 Shifting gears, I’ve noticed that sometimes a writer’s best quality isn’t their writing. Good writers can often get away with relying on rhetorical devices, deft turns of phrase and an instinctive grasp of tone of voice. But when you’re dealing with expert-led businesses, that’s often not enough.  

The best writers I’ve coached haven’t just been able to write like you. They’re able to draw on their understanding of adjacent industries, ask the right questions and begin to think like you too. Sure, they might not understand the intricacies of data science until you tell them. But with just enough explanation, they can create new roads between the expertise you have and the issues your audience cares about.

As we’ve written about before, outsourcing your blog to the right people doesn’t just help establish your expertise, it builds it. You’re not just inviting someone to get words down on a page and out into the world. You’re inviting an outside perspective to help you join the dots in new ways – and articulate your expertise in ways that will be convincing, refreshing and even exciting to readers. It’s fair to say that you’re not just buying words.

5. You can teach people how to write 

Honestly, I’m pretty hot on this one. Sure, not everyone who undertakes a writing course is going to turn out the winner of the next Man Booker Prize. But a solid routine of learning, writing, receiving feedback and writing again will elevate anyone’s words to another level. 

One of the best moments I had this year was when a writer, who was always clear and concise, learned how to leave some personality on the page.
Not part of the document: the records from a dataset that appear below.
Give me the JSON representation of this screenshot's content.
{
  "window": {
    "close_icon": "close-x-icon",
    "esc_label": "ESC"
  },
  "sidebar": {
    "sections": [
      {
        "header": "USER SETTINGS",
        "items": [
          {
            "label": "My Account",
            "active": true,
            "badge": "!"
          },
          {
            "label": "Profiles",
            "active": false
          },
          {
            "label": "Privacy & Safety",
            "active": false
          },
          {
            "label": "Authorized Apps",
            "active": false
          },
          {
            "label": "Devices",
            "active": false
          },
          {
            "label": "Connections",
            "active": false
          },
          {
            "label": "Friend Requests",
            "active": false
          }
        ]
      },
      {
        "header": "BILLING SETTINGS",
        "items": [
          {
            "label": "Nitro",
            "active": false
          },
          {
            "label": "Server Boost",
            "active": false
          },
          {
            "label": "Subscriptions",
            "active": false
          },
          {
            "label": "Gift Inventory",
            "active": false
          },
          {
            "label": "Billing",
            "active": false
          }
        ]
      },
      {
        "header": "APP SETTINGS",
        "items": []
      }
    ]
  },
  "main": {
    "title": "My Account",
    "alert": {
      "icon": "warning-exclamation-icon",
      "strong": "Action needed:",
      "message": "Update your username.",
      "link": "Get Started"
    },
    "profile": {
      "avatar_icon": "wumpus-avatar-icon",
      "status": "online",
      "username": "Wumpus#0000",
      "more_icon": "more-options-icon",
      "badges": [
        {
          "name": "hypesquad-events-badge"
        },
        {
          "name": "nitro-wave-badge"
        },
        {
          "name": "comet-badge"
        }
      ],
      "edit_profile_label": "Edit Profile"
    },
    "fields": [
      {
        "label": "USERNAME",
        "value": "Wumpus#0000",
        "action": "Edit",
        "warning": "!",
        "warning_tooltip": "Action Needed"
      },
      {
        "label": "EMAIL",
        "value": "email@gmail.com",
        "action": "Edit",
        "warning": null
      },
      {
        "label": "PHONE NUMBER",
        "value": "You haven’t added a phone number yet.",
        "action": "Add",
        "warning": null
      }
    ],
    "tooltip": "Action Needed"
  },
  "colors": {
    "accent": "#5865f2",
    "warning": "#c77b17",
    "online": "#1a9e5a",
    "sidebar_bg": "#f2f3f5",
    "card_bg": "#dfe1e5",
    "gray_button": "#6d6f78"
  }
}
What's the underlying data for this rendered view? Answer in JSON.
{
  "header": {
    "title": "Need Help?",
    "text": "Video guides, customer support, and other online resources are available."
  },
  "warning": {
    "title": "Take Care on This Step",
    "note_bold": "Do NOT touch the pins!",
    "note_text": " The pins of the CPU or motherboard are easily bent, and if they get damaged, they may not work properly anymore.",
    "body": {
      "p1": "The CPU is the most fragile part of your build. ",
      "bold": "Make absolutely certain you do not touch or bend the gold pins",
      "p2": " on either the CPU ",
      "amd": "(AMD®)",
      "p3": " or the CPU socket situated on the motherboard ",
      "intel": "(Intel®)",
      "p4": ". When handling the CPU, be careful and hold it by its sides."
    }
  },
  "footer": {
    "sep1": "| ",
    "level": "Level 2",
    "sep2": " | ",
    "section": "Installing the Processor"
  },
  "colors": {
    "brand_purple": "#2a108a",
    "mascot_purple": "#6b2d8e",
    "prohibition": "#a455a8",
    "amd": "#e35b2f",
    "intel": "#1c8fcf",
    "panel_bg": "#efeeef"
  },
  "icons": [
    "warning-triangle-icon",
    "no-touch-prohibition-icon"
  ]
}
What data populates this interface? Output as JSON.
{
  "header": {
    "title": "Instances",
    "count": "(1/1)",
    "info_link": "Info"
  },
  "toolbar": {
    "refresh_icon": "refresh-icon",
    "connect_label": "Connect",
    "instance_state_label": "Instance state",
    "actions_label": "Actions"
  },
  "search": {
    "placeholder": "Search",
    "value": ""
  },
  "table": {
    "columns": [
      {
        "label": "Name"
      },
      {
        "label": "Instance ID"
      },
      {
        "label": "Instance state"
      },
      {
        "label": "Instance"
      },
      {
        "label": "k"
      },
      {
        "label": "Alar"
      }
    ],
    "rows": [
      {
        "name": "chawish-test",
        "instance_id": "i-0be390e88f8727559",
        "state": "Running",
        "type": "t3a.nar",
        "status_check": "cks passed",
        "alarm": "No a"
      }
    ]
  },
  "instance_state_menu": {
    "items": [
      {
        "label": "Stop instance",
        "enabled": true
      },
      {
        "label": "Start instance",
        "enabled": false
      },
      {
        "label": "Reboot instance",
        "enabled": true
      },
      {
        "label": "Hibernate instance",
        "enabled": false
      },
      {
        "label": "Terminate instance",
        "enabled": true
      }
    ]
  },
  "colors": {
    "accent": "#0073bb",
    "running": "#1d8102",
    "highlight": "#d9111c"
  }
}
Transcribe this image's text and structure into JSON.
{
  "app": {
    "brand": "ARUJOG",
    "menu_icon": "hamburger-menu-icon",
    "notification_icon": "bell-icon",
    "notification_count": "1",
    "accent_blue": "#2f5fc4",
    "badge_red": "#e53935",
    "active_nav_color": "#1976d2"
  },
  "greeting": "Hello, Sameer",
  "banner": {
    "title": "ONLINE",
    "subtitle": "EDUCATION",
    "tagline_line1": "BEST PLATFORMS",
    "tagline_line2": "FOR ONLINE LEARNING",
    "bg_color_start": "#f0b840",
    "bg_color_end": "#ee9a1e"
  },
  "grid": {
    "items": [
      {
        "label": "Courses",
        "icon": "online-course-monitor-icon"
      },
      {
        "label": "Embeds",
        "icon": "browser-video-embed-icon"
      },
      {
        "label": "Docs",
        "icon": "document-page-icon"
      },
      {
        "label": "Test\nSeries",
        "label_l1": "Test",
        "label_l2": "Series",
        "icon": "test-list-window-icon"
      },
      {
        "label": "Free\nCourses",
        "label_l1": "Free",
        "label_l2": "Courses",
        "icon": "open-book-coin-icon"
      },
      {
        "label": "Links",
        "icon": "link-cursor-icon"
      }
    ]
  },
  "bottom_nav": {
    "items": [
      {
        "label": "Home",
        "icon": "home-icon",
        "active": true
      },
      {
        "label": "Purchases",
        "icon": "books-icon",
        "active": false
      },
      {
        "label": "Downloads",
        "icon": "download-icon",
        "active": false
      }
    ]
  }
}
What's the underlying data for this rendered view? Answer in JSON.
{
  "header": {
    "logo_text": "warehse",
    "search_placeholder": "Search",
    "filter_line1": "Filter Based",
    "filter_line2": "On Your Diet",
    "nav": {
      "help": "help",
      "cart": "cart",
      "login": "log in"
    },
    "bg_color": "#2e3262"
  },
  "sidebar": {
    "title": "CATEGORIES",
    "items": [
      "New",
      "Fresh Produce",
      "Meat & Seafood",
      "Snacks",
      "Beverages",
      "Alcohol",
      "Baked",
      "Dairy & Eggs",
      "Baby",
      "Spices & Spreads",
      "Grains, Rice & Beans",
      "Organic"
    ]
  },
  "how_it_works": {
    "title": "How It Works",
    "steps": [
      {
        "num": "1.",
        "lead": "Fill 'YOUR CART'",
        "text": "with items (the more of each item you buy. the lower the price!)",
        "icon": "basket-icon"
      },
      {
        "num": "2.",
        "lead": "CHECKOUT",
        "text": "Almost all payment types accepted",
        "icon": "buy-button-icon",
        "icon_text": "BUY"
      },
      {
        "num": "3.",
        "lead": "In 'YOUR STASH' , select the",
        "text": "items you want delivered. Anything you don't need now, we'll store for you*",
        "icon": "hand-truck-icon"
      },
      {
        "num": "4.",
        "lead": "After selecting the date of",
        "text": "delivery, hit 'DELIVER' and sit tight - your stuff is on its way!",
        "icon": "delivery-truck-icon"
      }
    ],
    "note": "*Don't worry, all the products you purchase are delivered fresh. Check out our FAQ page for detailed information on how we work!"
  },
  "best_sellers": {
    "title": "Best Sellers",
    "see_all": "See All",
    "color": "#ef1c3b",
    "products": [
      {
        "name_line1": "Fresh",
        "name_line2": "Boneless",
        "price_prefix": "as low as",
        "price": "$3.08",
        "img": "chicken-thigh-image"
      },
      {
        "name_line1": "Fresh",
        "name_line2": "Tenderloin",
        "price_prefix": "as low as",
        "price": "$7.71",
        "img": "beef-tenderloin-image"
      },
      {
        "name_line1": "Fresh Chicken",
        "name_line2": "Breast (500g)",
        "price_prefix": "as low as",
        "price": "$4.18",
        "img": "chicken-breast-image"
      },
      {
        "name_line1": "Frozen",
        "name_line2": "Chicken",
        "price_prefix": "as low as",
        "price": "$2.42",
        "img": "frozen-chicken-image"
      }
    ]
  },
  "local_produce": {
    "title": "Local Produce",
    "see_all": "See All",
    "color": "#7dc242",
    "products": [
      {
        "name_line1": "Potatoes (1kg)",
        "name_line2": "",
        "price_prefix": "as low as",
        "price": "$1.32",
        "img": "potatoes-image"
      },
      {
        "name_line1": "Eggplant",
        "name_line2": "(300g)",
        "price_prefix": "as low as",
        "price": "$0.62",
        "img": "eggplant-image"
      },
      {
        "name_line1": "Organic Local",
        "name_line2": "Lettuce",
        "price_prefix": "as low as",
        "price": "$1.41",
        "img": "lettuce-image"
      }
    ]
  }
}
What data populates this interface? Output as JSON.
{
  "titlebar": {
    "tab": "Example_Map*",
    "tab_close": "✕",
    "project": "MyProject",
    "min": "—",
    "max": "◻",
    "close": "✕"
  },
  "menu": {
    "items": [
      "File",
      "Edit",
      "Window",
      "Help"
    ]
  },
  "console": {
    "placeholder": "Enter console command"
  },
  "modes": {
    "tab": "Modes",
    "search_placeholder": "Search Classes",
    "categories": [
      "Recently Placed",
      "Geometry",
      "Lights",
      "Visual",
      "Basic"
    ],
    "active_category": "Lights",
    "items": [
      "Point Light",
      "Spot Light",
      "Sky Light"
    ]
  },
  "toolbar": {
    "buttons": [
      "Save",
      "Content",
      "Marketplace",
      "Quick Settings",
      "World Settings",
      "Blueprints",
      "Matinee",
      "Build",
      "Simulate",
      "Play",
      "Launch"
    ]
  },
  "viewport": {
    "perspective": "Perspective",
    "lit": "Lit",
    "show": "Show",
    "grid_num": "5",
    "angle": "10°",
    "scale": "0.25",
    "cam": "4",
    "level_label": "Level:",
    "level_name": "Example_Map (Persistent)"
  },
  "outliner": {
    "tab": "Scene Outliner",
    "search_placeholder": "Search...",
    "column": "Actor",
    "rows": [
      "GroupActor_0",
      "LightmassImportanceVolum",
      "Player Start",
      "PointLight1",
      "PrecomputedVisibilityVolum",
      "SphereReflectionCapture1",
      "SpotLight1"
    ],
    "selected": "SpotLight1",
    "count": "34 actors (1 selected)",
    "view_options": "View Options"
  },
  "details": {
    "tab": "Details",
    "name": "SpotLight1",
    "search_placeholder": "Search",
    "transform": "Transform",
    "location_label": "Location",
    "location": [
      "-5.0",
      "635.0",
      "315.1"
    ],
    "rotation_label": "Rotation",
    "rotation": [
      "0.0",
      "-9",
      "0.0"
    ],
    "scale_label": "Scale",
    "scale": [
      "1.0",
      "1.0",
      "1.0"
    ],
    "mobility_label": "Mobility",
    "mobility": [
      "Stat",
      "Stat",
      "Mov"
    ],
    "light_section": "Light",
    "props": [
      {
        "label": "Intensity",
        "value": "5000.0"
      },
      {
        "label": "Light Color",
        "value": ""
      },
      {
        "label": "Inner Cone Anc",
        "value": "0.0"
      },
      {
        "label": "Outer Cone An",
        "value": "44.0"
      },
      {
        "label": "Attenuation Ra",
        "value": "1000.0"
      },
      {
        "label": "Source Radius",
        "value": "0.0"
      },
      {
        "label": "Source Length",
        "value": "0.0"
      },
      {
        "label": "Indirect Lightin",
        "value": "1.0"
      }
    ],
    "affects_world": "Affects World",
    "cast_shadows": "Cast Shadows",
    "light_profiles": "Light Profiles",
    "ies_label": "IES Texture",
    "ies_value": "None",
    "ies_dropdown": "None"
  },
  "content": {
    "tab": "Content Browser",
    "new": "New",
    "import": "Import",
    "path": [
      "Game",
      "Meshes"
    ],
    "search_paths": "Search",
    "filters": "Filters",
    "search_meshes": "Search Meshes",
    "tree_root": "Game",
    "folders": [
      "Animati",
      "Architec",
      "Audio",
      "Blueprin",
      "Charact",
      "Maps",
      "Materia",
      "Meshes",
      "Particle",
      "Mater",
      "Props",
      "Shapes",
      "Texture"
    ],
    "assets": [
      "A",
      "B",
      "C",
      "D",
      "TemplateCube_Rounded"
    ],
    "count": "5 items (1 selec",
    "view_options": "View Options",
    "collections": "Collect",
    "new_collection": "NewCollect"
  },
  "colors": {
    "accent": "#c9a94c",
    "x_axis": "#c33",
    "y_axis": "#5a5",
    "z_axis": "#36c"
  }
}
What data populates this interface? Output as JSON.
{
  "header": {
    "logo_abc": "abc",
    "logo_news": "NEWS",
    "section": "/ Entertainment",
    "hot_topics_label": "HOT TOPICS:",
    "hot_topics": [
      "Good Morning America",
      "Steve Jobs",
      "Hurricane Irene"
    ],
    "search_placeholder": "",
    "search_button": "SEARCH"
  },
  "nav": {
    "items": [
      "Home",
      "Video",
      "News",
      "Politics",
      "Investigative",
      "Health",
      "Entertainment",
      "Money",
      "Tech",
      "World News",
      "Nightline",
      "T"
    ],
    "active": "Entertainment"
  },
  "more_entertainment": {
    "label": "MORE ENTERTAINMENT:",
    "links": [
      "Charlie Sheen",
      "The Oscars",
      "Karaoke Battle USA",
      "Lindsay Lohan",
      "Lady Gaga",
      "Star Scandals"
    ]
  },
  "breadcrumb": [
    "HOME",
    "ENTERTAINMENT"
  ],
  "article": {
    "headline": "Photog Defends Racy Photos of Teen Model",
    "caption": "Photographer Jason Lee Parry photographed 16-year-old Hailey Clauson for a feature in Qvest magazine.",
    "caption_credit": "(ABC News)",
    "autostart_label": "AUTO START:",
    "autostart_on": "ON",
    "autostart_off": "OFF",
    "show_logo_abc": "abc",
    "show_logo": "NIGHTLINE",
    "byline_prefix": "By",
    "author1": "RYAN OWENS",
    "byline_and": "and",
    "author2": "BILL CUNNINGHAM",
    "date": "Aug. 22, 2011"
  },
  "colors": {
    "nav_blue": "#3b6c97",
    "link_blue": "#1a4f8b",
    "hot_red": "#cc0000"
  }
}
A second was when a writer abandoned cliche descriptions of an Italian city for their own original ideas. A third was when a writer drew on what they’d learned about UX design and began to invent knockout one-liners about a highly technical product.

You can’t hack expert copywriting. While some people instinctively know their way around a good sentence, it still takes years to learn to make writing (and the thinking behind it) land with audiences every time. 

But it can be taught. I’ve seen it. The best writers aren’t usually born that way, they’re the ones who have learned the most from the editors, clients and readers they work with. Even as an editor, I still have an editor. And I wouldn’t trust my own words if I didn’t.